The advent of Cloud Computing and other technology advancements have raised the bar for the SMB — the small to medium sized business — looking to thrive in a competitive marketplace. Efficient workflows and capabilities that only used to be the domain of the large enterprise are now attainable for the businesses of all sizes. But what makes up a typical technical profile for these small and medium size businesses?
What Defines a Small to Medium Sized Business?
When trying to define a small to medium sized business what criteria are used? Is it merely the number of employees, or does their annual sales come into play as well? In most cases, the number of employees is used to officially define a small business, and that number of employees actually varies by country.
The European Union caps the number at 50 employees to earn special taxation statuses, while the United States Government’s Small Business Administration allows for up to 500 employees with a yearly revenue cap of $7 million. Both the number of employees and revenue caps vary (normally higher) depending on the industry. So in the U.S., small businesses sometimes aren’t really that small, and it is a number that is frankly difficult to tie down.

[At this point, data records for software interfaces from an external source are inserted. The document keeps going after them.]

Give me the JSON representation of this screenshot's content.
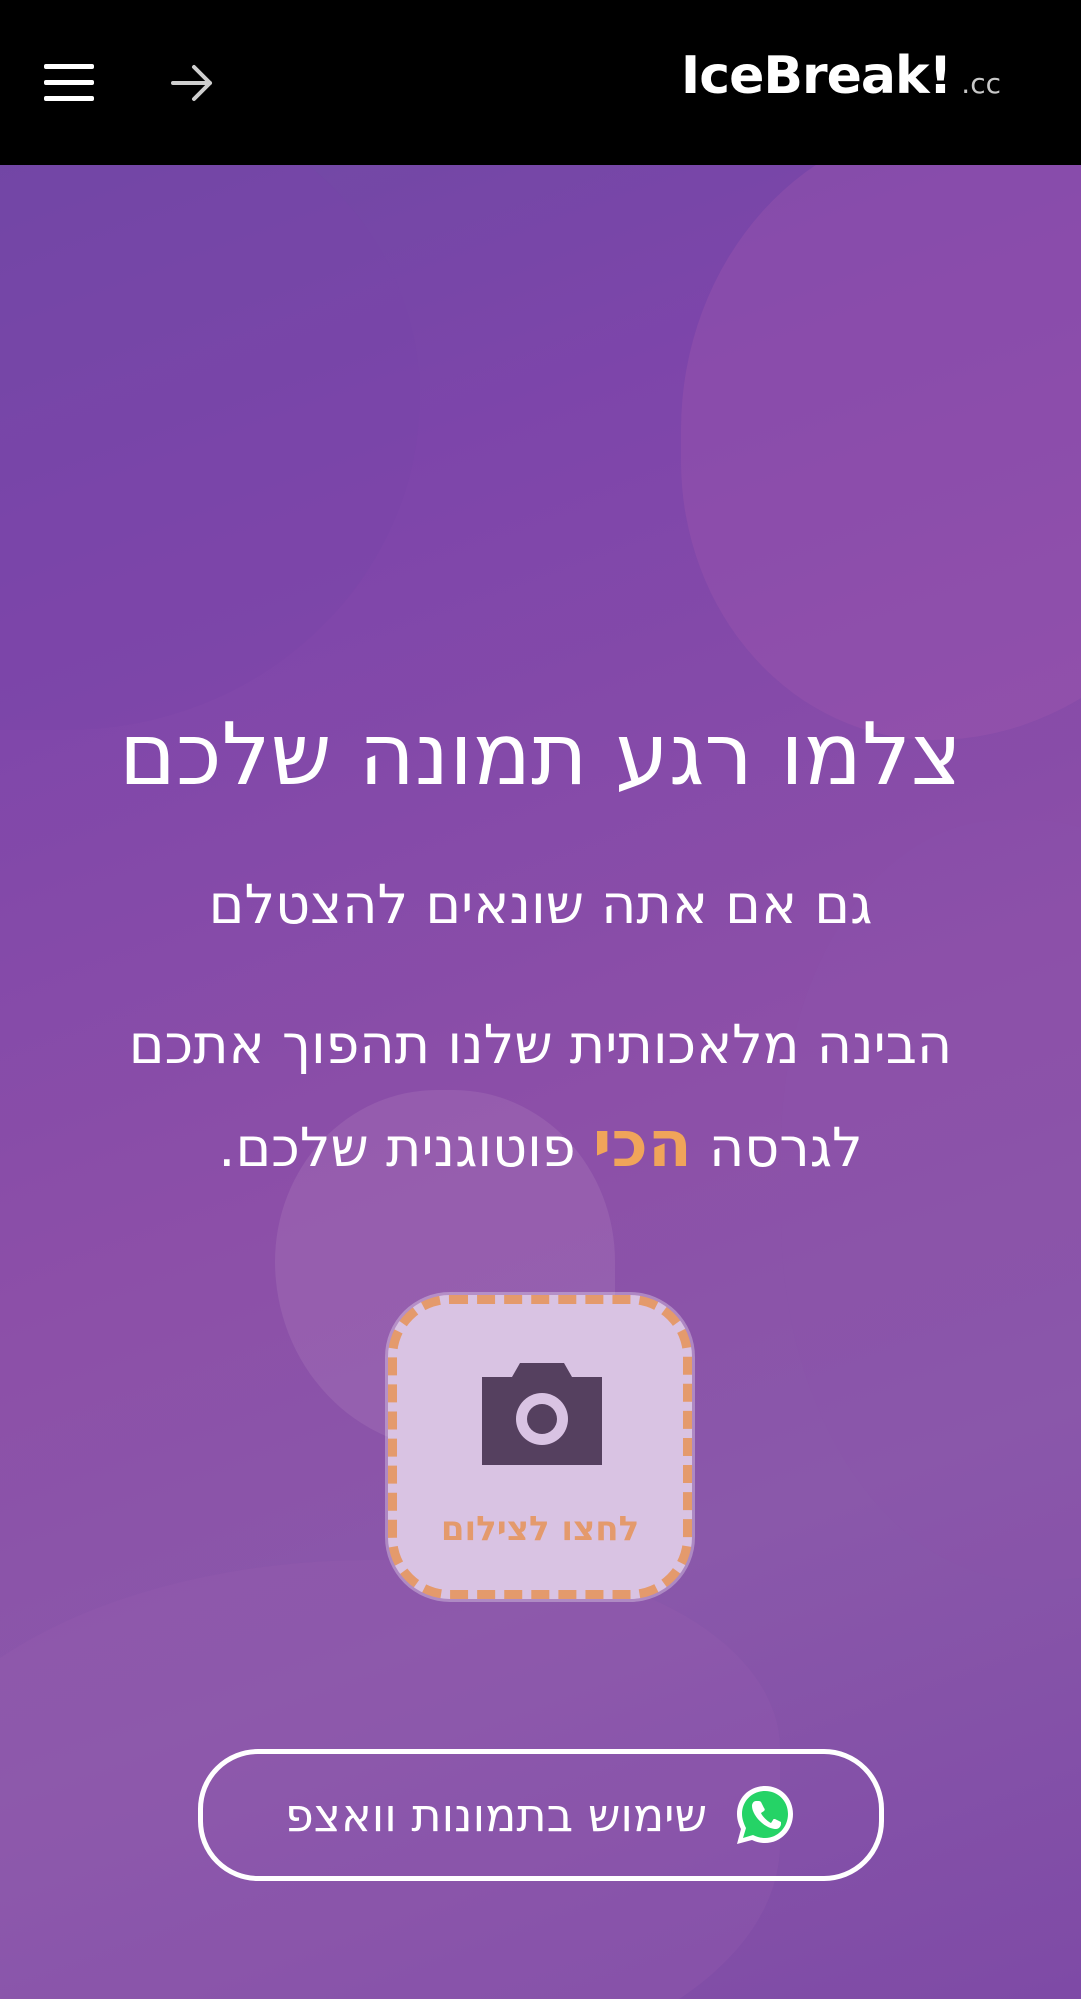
{
  "header": {
    "logo_main": "IceBreak!",
    "logo_suffix": ".cc",
    "menu_icon": "hamburger-menu-icon",
    "forward_icon": "arrow-right-icon"
  },
  "main": {
    "headline": "צלמו רגע תמונה שלכם",
    "subtitle_line1": "גם אם אתה שונאים להצטלם",
    "subtitle_line2_part1": "הבינה מלאכותית שלנו תהפוך אתכם לגרסה",
    "subtitle_highlight": "הכי",
    "subtitle_line2_part2": "פוטוגנית שלכם."
  },
  "camera_button": {
    "label": "לחצו לצילום",
    "icon": "camera-icon"
  },
  "whatsapp_button": {
    "label": "שימוש בתמונות וואצפ",
    "icon": "whatsapp-icon"
  },
  "colors": {
    "header_bg": "#000000",
    "accent_orange": "#f0a45a",
    "camera_bg": "#d9c3e3",
    "camera_border": "#e49a6c",
    "whatsapp_green": "#25d366"
  }
}
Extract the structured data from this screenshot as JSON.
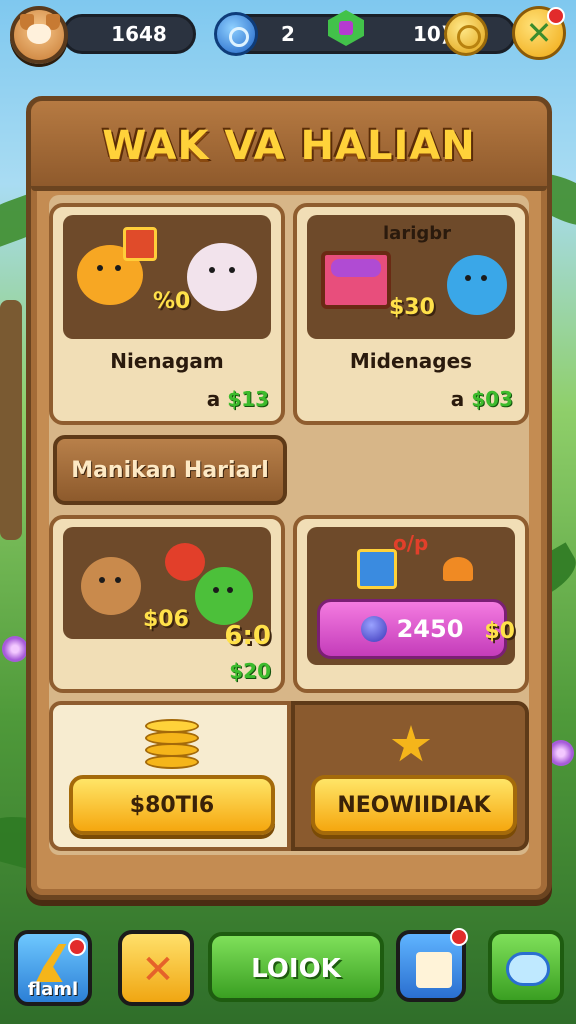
{
  "hud": {
    "coins_value": "1648",
    "energy_value": "2",
    "gold_value": "10)"
  },
  "panel": {
    "title": "WAK VA HALIAN",
    "section_button": "Manikan Hariarl"
  },
  "cards": [
    {
      "name": "Nienagam",
      "badge": "%0",
      "price_prefix": "a",
      "price": "$13"
    },
    {
      "name": "Midenages",
      "top_label": "larigbr",
      "badge": "$30",
      "price_prefix": "a",
      "price": "$03"
    },
    {
      "badge": "$06",
      "value_big": "6:0",
      "value_small": "$20"
    },
    {
      "top_label": "o/p",
      "pink_value": "2450",
      "side_value": "$0"
    }
  ],
  "purchase": {
    "left_button": "$80TI6",
    "right_button": "NEOWIIDIAK"
  },
  "nav": {
    "first_label": "flaml",
    "center_button": "LOIOK"
  },
  "colors": {
    "wood": "#c48c52",
    "title_gold": "#ffd23a",
    "pink_button": "#e45bd6",
    "gold_button": "#f9c52a",
    "green_button": "#4cbb2e"
  }
}
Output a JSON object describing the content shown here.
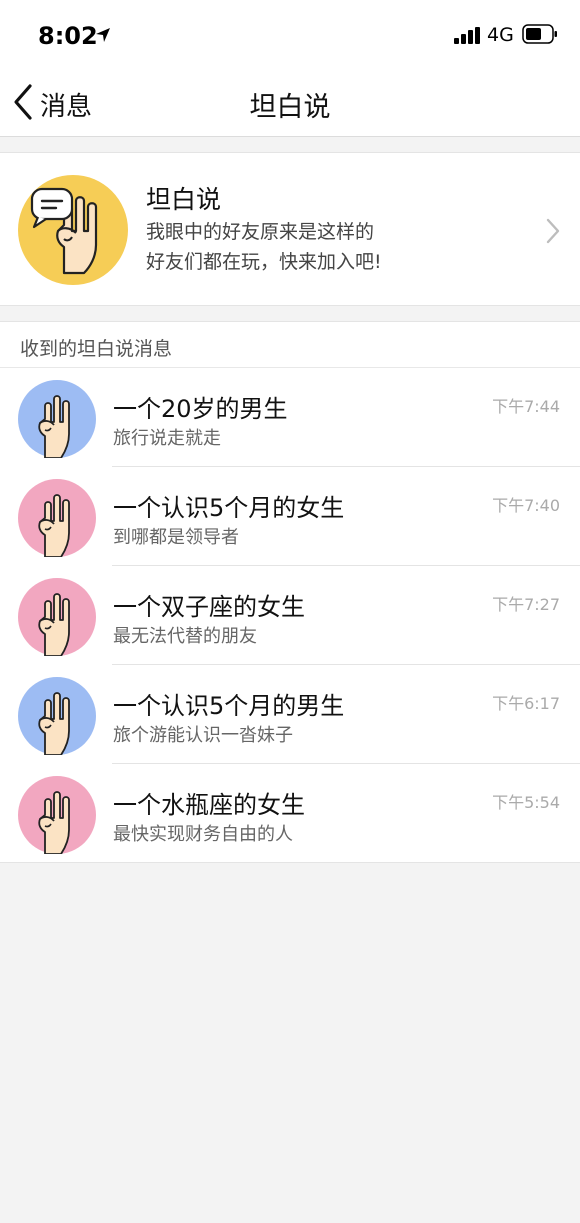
{
  "status_bar": {
    "time": "8:02",
    "network": "4G"
  },
  "nav": {
    "back_label": "消息",
    "title": "坦白说"
  },
  "promo": {
    "title": "坦白说",
    "line1": "我眼中的好友原来是这样的",
    "line2": "好友们都在玩，快来加入吧!"
  },
  "section": {
    "label": "收到的坦白说消息"
  },
  "colors": {
    "promo_avatar": "#f6cd56",
    "male_avatar": "#9dbcf3",
    "female_avatar": "#f2a7c0",
    "hand_fill": "#fbe3c4"
  },
  "messages": [
    {
      "title": "一个20岁的男生",
      "subtitle": "旅行说走就走",
      "time": "下午7:44",
      "avatar": "male"
    },
    {
      "title": "一个认识5个月的女生",
      "subtitle": "到哪都是领导者",
      "time": "下午7:40",
      "avatar": "female"
    },
    {
      "title": "一个双子座的女生",
      "subtitle": "最无法代替的朋友",
      "time": "下午7:27",
      "avatar": "female"
    },
    {
      "title": "一个认识5个月的男生",
      "subtitle": "旅个游能认识一沓妹子",
      "time": "下午6:17",
      "avatar": "male"
    },
    {
      "title": "一个水瓶座的女生",
      "subtitle": "最快实现财务自由的人",
      "time": "下午5:54",
      "avatar": "female"
    }
  ]
}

Medium sized business lie somewhere between small and larger enterprises in their demographics. Expect most medium businesses to employ anywhere from 200-1000 persons, especially if the SBA’s cap on small businesses isn’t strictly considered. The revenue estimates for medium sized organizations vary widely — anywhere from a few million dollars per year, all the way to $500 million annually depending on the source.
A Typical SMB Technical Profile in the Cloud?
In the days before Cloud Computing, a workstation-to-server ratio sometimes provided a meaningful metric to gauge the technical profile of a small to medium sized business. As more companies of all sizes are eschewing on-premise networks in favor of Cloud-based Software as a Service (SaaS), Platform as a Service (PaaS), or Infrastructure as a Service (IaaS) business models, many medium sized businesses don’t even have one server in-house for upwards of a few hundred employees.
In fact, the micro-sized business of 1-10 employees can leverage Cloud-based solutions to achieve efficiencies formerly available to larger enterprises. The personal Cloud storage company, Dropbox, has a business level service offering that gives small firms the ability to manage workflows, control document versioning, as well as other Enterprise-class features. Today’s technical profile for a SMB shows an increasing Cloud adoption rate, like this 2011 SMB study from Microsoft that showed the number of small to medium sized companies using Cloud services increased from 29 to 39 percent.
There is little doubt that the SMB drives the overall health of the economy with innovation and spirit. Expect many smaller businesses to continue to take advantage of the Cloud to continue to achieve operational improvements helping them to better compete in the marketplace.